▶ _Data entries_:
--

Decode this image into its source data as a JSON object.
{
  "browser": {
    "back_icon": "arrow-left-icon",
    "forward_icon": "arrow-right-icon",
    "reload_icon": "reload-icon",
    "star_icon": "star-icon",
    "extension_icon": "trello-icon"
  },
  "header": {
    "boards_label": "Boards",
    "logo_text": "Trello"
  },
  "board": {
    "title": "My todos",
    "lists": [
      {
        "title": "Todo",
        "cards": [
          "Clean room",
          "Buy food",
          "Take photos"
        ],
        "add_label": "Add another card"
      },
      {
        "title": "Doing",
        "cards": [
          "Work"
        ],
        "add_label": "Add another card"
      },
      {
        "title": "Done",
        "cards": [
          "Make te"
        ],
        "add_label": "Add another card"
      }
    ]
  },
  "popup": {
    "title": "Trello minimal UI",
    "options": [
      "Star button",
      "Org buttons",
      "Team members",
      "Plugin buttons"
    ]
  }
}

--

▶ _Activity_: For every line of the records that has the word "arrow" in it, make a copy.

▶ _Answer for this exercise_:
    "back_icon": "arrow-left-icon",
    "forward_icon": "arrow-right-icon",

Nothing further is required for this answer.